Defense Minister Taro Kono has always been considered a political maverick, but his recent decision concerning national security appeared to catch Prime Minister Shinzo Abe by surprise.

Kono visited Abe at his office on the evening of June 4 to discuss the deployment plans for the land-based Aegis Ashore ballistic missile defense system.

“I don’t want to go ahead with this,” sources quoted Kono as telling Abe.

The prime minister pressed Kono about whether he realized the enormity of what he was suggesting.

“You served as foreign minister so you clearly know what the situation is, don’t you?” Abe was quoted as telling Kono.

However, Kono’s decision to halt plans for the missile defense system stood.

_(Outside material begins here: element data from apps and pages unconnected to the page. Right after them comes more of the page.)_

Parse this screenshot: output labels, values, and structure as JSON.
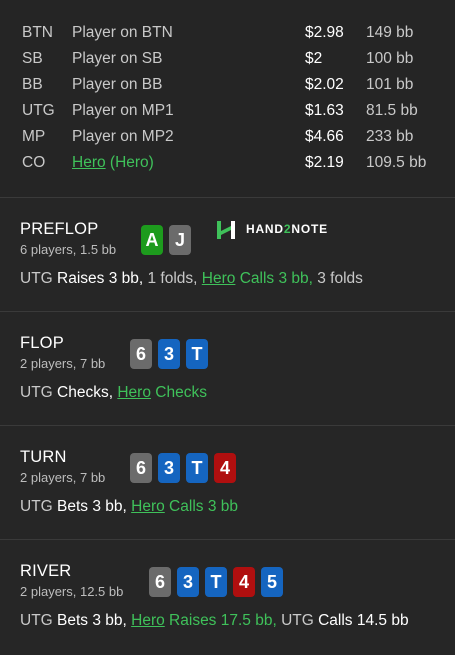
{
  "players": [
    {
      "pos": "BTN",
      "name": "Player on BTN",
      "stack": "$2.98",
      "bb": "149 bb"
    },
    {
      "pos": "SB",
      "name": "Player on SB",
      "stack": "$2",
      "bb": "100 bb"
    },
    {
      "pos": "BB",
      "name": "Player on BB",
      "stack": "$2.02",
      "bb": "101 bb"
    },
    {
      "pos": "UTG",
      "name": "Player on MP1",
      "stack": "$1.63",
      "bb": "81.5 bb"
    },
    {
      "pos": "MP",
      "name": "Player on MP2",
      "stack": "$4.66",
      "bb": "233 bb"
    },
    {
      "pos": "CO",
      "name": "Hero",
      "name_suffix": " (Hero)",
      "stack": "$2.19",
      "bb": "109.5 bb"
    }
  ],
  "logo": {
    "prefix": "HAND",
    "two": "2",
    "suffix": "NOTE"
  },
  "preflop": {
    "title": "PREFLOP",
    "sub": "6 players, 1.5 bb",
    "cards": [
      {
        "rank": "A",
        "color": "green"
      },
      {
        "rank": "J",
        "color": "gray"
      }
    ],
    "action": {
      "a1": "UTG ",
      "a2": "Raises 3 bb,",
      "a3": " 1 folds, ",
      "a4": "Hero",
      "a5": " Calls 3 bb,",
      "a6": " 3 folds"
    }
  },
  "flop": {
    "title": "FLOP",
    "sub": "2 players, 7 bb",
    "cards": [
      {
        "rank": "6",
        "color": "gray"
      },
      {
        "rank": "3",
        "color": "blue"
      },
      {
        "rank": "T",
        "color": "blue"
      }
    ],
    "action": {
      "a1": "UTG ",
      "a2": "Checks,",
      "a3": " ",
      "a4": "Hero",
      "a5": " Checks"
    }
  },
  "turn": {
    "title": "TURN",
    "sub": "2 players, 7 bb",
    "cards": [
      {
        "rank": "6",
        "color": "gray"
      },
      {
        "rank": "3",
        "color": "blue"
      },
      {
        "rank": "T",
        "color": "blue"
      },
      {
        "rank": "4",
        "color": "red"
      }
    ],
    "action": {
      "a1": "UTG ",
      "a2": "Bets 3 bb,",
      "a3": " ",
      "a4": "Hero",
      "a5": " Calls 3 bb"
    }
  },
  "river": {
    "title": "RIVER",
    "sub": "2 players, 12.5 bb",
    "cards": [
      {
        "rank": "6",
        "color": "gray"
      },
      {
        "rank": "3",
        "color": "blue"
      },
      {
        "rank": "T",
        "color": "blue"
      },
      {
        "rank": "4",
        "color": "red"
      },
      {
        "rank": "5",
        "color": "blue"
      }
    ],
    "action": {
      "a1": "UTG ",
      "a2": "Bets 3 bb,",
      "a3": " ",
      "a4": "Hero",
      "a5": " Raises 17.5 bb,",
      "a6": " UTG ",
      "a7": "Calls 14.5 bb"
    }
  },
  "colors": {
    "hero": "#3fc15a",
    "card_gray": "#6b6b6b",
    "card_blue": "#1565c0",
    "card_red": "#b00f0f",
    "card_green": "#1d9b1d"
  }
}
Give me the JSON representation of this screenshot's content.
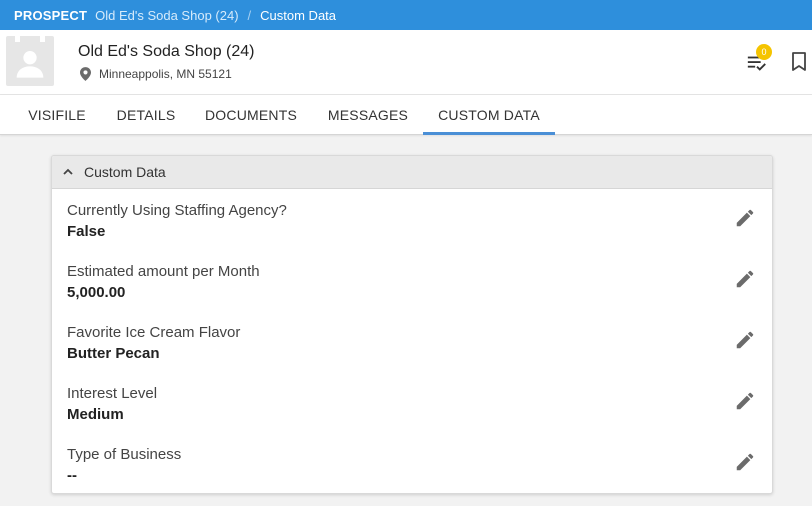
{
  "breadcrumb": {
    "module": "PROSPECT",
    "record_link": "Old Ed's Soda Shop (24)",
    "separator": "/",
    "current": "Custom Data"
  },
  "header": {
    "record_name": "Old Ed's Soda Shop (24)",
    "location": "Minneappolis, MN 55121",
    "tasks_badge": "0"
  },
  "tabs": [
    {
      "label": "VISIFILE"
    },
    {
      "label": "DETAILS"
    },
    {
      "label": "DOCUMENTS"
    },
    {
      "label": "MESSAGES"
    },
    {
      "label": "CUSTOM DATA",
      "active": true
    }
  ],
  "panel": {
    "title": "Custom Data",
    "fields": [
      {
        "label": "Currently Using Staffing Agency?",
        "value": "False"
      },
      {
        "label": "Estimated amount per Month",
        "value": "5,000.00"
      },
      {
        "label": "Favorite Ice Cream Flavor",
        "value": "Butter Pecan"
      },
      {
        "label": "Interest Level",
        "value": "Medium"
      },
      {
        "label": "Type of Business",
        "value": "--"
      }
    ]
  },
  "colors": {
    "topbar": "#2e8fdc",
    "active_tab_underline": "#4a8fd6",
    "badge": "#f5c400",
    "icon_gray": "#6b6b6b"
  },
  "icons": {
    "avatar": "person-silhouette-icon",
    "location": "map-pin-icon",
    "tasks": "checklist-icon",
    "bookmark": "bookmark-icon",
    "collapse": "chevron-up-icon",
    "edit": "pencil-icon"
  }
}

And now, Japan is preparing for the “enormity” mentioned by Abe.

Japan approved the purchase of two Aegis Ashore systems in December 2017 after repeated ballistic missile launches by North Korea and strong pressure from the U.S. Trump administration to buy more U.S. defense equipment.

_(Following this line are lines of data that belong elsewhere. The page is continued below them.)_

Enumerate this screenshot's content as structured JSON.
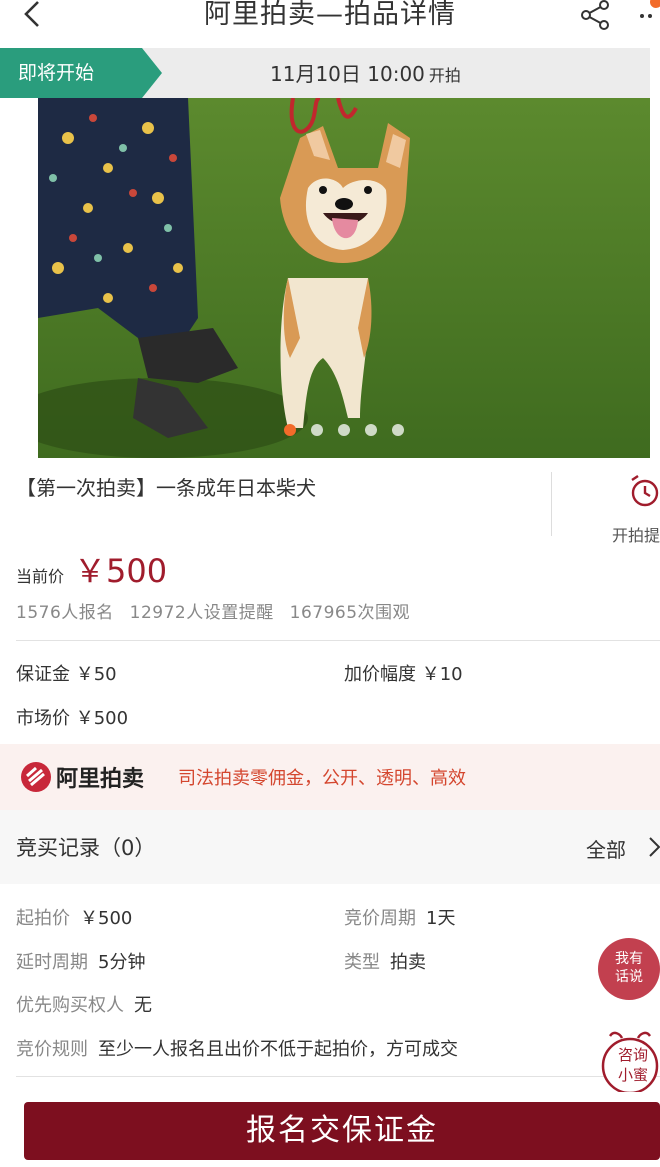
{
  "header": {
    "title": "阿里拍卖—拍品详情",
    "icons": {
      "back": "chevron-left-icon",
      "share": "share-icon",
      "more": "more-icon"
    }
  },
  "hero": {
    "status_tag": "即将开始",
    "start_time": "11月10日 10:00",
    "start_suffix": "开拍",
    "carousel_count": 5,
    "carousel_active": 1,
    "tag_color": "#2a9d7d"
  },
  "product": {
    "title": "【第一次拍卖】一条成年日本柴犬",
    "remind_label": "开拍提醒"
  },
  "price": {
    "label": "当前价",
    "value": "￥500",
    "color": "#a01c2c"
  },
  "stats": "1576人报名 12972人设置提醒 167965次围观",
  "terms": {
    "deposit": "保证金 ￥50",
    "increment": "加价幅度 ￥10",
    "market_price": "市场价 ￥500"
  },
  "banner": {
    "brand": "阿里拍卖",
    "slogan": "司法拍卖零佣金，公开、透明、高效"
  },
  "record": {
    "label": "竞买记录（0）",
    "all": "全部"
  },
  "rules": {
    "start_price_key": "起拍价",
    "start_price_val": "￥500",
    "cycle_key": "竞价周期",
    "cycle_val": "1天",
    "delay_key": "延时周期",
    "delay_val": "5分钟",
    "type_key": "类型",
    "type_val": "拍卖",
    "priority_key": "优先购买权人",
    "priority_val": "无",
    "rule_key": "竞价规则",
    "rule_val": "至少一人报名且出价不低于起拍价，方可成交"
  },
  "floating": {
    "talk": "我有话说",
    "consult": "咨询小蜜"
  },
  "cta": "报名交保证金"
}
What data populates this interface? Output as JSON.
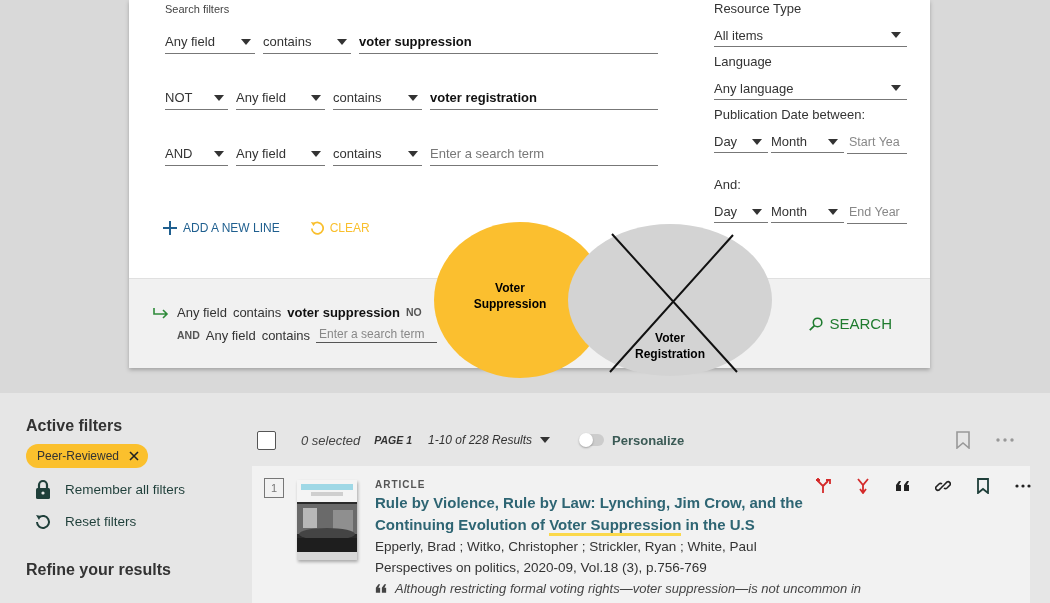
{
  "search_filters": {
    "label": "Search filters",
    "rows": [
      {
        "field": "Any field",
        "condition": "contains",
        "term": "voter suppression"
      },
      {
        "operator": "NOT",
        "field": "Any field",
        "condition": "contains",
        "term": "voter registration"
      },
      {
        "operator": "AND",
        "field": "Any field",
        "condition": "contains",
        "placeholder": "Enter a search term"
      }
    ]
  },
  "actions": {
    "add_line": "ADD A NEW LINE",
    "clear": "CLEAR"
  },
  "side_filters": {
    "resource_type": {
      "label": "Resource Type",
      "value": "All items"
    },
    "language": {
      "label": "Language",
      "value": "Any language"
    },
    "date_label": "Publication Date between:",
    "start": {
      "day": "Day",
      "month": "Month",
      "placeholder": "Start Yea"
    },
    "end_label": "And:",
    "end": {
      "day": "Day",
      "month": "Month",
      "placeholder": "End Year"
    }
  },
  "query_summary": {
    "lines": [
      [
        {
          "kind": "plain",
          "text": "Any field"
        },
        {
          "kind": "plain",
          "text": "contains"
        },
        {
          "kind": "bold",
          "text": "voter suppression"
        },
        {
          "kind": "op",
          "text": "NO"
        }
      ],
      [
        {
          "kind": "op",
          "text": "AND"
        },
        {
          "kind": "plain",
          "text": "Any field"
        },
        {
          "kind": "plain",
          "text": "contains"
        },
        {
          "kind": "input",
          "placeholder": "Enter a search term"
        }
      ]
    ]
  },
  "search_button": "SEARCH",
  "venn": {
    "labels": [
      {
        "lines": [
          "Voter",
          "Suppression"
        ]
      },
      {
        "lines": [
          "Voter",
          "Registration"
        ]
      }
    ]
  },
  "active_filters": {
    "title": "Active filters",
    "chips": [
      {
        "label": "Peer-Reviewed"
      }
    ],
    "actions": [
      {
        "kind": "lock",
        "label": "Remember all filters"
      },
      {
        "kind": "reset",
        "label": "Reset filters"
      }
    ]
  },
  "refine_title": "Refine your results",
  "results_toolbar": {
    "select_all": {
      "checked": false
    },
    "selected_count": "0 selected",
    "page": "PAGE 1",
    "range": "1-10 of 228 Results",
    "personalize": {
      "label": "Personalize",
      "on": false
    }
  },
  "results": [
    {
      "number": "1",
      "type": "ARTICLE",
      "cover": {
        "kind": "picture"
      },
      "title": [
        {
          "text": "Rule by Violence, Rule by Law: Lynching, Jim Crow, and the Continuing Evolution of ",
          "highlighted": false
        },
        {
          "text": "Voter Suppression",
          "highlighted": true
        },
        {
          "text": " in the U.S",
          "highlighted": false
        }
      ],
      "authors": "Epperly, Brad ; Witko, Christopher ; Strickler, Ryan ; White, Paul",
      "source": "Perspectives on politics, 2020-09, Vol.18 (3), p.756-769",
      "snippet": "Although restricting formal voting rights—voter suppression—is not uncommon in"
    }
  ]
}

The projected total cost for the two sets, maintenance of the equipment for 30 years, and operational training for Self-Defense Force members was set at about 450 billion yen ($4.2 billion).

Japan has already signed a contract with the United States for the initial part of the defense system at a cost of 178.7 billion yen, and 19.6 billion yen has already been paid.

But discussions that started this year between Japanese and U.S. officials led to the revelation that additional costs and time would be needed to ensure that the rocket booster used to send the interceptor missile into space would not fall on residential areas.

In addition to the required tinkering with the computer software, a much bigger issue was the need for revisions of the rocket booster that would take 12 years to complete and cost about 200 billion yen.

Kono, believing that it would be irrational to go ahead with the changes, announced on June 15 that the Aegis Ashore deployment plan would be stopped.

On June 24, the National Security Council approved moving toward ending the deployment plan.

Kono reported on the council’s decision at a June 25 joint meeting of panels within the ruling Liberal Democratic Party that deal with defense and national security issues.

Ending the Aegis Ashore deployment plan will mean breaking the signed contract with the United States, and Japan will likely have to pay a penalty.

Kono only said that discussions would be held with U.S. officials.

Another major issue facing Japan is how to bolster its missile defense without the Aegis Ashore system.

The National Security Council will hold concentrated discussions over the summer about what alternatives are available.

The talks will continue until the end of September when government ministries and agencies are required to present their requests for the fiscal 2021 budget.

The government will then ask a panel of experts to discuss possible revisions to the National Security Strategy, which was first compiled in December 2013 by the Abe Cabinet.

The strategy is expected to be changed by year-end, along with amendments to the National Defense Program Guidelines and the Medium-Term Defense Program, which spells out the defense equipment needed by the SDF.

Kono had lived up to his reputation as a maverick when he called for a thorough review of defense equipment after being named defense minister in September 2019.

But because a large portion of Japanese defense equipment purchases are from the United States, any reduction would likely have ramifications in other bilateral issue areas.

Kono has never shied away from stating his views, even if they went against the general consensus in the LDP.

In the past, he called for moving away from nuclear power even as the LDP remained a strong proponent of such power generation.